Top of Data to use

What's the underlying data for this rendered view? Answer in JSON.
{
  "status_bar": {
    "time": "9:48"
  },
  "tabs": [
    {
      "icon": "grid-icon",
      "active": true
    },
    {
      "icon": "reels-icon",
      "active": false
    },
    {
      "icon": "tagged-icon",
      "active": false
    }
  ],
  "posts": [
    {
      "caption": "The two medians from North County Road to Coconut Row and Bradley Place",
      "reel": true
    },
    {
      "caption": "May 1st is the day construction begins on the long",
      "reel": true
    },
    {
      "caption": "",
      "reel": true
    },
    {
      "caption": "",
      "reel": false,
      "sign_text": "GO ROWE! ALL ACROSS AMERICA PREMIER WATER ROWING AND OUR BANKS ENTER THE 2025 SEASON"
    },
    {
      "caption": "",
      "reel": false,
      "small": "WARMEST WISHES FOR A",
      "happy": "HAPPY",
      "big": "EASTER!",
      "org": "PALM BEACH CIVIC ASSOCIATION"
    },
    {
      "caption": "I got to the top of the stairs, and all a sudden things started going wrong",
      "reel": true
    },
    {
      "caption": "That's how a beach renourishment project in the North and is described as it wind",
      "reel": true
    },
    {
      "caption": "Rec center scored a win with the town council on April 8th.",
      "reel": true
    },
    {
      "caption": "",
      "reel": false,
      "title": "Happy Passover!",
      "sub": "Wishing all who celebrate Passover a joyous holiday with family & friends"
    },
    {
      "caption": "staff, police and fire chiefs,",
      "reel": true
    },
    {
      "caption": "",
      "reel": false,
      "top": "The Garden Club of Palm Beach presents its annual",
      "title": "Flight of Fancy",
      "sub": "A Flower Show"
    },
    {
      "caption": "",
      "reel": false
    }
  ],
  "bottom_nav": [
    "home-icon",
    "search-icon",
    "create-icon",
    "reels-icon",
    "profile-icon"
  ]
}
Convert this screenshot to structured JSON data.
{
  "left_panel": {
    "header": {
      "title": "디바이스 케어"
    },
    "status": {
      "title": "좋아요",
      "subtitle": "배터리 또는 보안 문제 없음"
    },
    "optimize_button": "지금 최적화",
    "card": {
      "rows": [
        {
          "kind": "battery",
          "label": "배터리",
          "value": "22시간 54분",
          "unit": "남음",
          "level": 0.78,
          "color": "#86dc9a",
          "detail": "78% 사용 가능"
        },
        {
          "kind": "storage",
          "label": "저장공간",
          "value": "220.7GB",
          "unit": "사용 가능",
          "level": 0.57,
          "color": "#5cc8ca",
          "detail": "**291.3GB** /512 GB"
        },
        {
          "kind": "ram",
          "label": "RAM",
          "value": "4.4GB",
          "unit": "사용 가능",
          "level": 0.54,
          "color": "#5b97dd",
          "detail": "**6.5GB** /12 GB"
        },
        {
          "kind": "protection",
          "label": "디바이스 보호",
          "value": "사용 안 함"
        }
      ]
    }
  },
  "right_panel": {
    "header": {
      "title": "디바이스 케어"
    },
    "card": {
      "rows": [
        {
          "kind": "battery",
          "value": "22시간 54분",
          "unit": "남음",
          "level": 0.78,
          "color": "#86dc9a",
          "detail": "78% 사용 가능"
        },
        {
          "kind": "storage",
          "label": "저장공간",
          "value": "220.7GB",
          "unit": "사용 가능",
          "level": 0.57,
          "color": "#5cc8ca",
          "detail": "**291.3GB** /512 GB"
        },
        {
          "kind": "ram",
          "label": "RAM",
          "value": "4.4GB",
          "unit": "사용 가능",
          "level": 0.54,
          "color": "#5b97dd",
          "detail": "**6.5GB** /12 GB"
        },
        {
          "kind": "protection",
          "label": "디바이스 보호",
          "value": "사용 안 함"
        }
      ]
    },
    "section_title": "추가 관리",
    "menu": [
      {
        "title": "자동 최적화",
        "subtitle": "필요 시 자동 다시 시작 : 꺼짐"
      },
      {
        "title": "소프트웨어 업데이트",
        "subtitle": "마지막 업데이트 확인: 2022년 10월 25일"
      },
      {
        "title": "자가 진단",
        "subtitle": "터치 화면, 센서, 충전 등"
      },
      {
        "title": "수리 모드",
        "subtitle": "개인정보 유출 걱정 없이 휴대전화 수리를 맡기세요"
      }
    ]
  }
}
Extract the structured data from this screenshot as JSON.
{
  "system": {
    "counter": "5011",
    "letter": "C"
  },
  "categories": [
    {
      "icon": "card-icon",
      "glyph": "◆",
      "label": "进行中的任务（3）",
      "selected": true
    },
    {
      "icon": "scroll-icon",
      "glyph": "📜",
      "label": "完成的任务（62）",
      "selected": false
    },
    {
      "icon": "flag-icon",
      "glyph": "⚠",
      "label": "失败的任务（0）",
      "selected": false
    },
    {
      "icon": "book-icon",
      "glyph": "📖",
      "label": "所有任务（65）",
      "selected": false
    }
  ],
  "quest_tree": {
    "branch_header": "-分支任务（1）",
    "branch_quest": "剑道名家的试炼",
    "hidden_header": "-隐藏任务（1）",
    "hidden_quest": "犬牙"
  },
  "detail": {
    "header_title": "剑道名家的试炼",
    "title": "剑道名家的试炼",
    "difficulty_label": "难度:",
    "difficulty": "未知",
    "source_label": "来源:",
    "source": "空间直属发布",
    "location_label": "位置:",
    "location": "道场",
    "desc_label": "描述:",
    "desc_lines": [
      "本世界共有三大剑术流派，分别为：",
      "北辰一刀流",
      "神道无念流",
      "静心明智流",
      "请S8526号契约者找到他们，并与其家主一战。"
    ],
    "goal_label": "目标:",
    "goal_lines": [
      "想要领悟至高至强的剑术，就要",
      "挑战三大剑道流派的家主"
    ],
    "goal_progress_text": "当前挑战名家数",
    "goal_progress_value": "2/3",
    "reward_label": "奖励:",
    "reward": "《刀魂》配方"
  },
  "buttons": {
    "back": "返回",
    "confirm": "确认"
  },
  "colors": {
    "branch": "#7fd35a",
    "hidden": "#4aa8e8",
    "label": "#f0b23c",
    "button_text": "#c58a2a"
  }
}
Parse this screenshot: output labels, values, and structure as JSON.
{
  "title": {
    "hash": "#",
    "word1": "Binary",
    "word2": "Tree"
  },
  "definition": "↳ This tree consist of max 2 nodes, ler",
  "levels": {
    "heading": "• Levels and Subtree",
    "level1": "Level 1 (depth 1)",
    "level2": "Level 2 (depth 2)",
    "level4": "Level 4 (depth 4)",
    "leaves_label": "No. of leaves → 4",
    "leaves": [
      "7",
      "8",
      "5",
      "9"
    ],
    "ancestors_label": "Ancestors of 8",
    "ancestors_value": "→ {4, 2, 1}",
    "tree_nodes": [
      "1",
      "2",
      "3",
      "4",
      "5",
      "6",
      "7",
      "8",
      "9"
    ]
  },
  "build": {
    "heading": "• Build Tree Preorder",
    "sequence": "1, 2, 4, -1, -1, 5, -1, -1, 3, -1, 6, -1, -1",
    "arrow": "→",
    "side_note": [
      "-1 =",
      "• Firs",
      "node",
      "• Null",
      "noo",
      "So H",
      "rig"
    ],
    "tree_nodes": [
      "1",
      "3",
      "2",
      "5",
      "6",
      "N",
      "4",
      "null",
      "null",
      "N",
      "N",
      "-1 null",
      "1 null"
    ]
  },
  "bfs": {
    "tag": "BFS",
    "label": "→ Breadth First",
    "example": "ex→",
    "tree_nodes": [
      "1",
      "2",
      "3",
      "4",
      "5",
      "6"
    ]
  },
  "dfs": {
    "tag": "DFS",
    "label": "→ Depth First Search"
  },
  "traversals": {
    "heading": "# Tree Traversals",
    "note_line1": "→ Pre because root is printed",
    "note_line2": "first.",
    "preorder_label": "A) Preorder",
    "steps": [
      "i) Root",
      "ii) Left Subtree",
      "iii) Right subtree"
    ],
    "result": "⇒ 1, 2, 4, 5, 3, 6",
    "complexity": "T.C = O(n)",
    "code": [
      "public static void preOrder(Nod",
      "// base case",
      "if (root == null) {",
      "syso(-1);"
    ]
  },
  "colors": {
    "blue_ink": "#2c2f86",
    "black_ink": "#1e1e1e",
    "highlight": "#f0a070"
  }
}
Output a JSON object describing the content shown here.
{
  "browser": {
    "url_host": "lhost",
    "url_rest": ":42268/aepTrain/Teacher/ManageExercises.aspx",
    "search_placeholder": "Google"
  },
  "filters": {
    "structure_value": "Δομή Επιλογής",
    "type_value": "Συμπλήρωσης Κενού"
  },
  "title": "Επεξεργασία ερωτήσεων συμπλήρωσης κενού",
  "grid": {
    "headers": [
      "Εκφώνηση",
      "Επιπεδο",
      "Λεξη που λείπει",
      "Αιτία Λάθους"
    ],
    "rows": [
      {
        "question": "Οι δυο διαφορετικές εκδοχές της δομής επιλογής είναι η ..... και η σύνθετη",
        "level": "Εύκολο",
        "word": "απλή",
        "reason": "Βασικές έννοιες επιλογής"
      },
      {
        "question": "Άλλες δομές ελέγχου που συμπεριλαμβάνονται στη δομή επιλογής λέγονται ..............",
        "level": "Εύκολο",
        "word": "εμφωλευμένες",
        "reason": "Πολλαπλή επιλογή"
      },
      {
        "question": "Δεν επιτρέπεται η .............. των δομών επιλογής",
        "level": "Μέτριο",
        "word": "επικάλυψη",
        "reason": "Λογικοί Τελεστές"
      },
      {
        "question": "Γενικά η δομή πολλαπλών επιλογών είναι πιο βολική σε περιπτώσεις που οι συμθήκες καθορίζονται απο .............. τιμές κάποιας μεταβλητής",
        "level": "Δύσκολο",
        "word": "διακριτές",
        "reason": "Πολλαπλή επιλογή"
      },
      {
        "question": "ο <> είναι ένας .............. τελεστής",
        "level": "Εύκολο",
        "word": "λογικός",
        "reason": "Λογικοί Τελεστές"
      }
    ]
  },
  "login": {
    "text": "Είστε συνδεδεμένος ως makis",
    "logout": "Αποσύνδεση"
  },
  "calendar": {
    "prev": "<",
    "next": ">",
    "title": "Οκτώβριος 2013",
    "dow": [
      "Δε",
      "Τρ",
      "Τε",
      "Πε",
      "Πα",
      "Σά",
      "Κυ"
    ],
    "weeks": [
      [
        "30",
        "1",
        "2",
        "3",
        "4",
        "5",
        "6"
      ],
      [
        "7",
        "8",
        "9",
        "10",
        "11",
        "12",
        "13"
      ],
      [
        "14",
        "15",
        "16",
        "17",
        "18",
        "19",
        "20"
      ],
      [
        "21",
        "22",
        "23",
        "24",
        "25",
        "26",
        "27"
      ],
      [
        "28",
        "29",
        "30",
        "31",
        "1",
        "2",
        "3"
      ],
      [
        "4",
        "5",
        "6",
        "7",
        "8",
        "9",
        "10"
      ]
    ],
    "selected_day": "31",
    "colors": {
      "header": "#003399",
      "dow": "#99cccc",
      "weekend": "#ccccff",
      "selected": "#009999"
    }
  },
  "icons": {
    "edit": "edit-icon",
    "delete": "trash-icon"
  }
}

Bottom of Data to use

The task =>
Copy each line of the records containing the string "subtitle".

Response to this exercise =>
      "subtitle": "배터리 또는 보안 문제 없음"
        "subtitle": "필요 시 자동 다시 시작 : 꺼짐"
        "subtitle": "마지막 업데이트 확인: 2022년 10월 25일"
        "subtitle": "터치 화면, 센서, 충전 등"
        "subtitle": "개인정보 유출 걱정 없이 휴대전화 수리를 맡기세요"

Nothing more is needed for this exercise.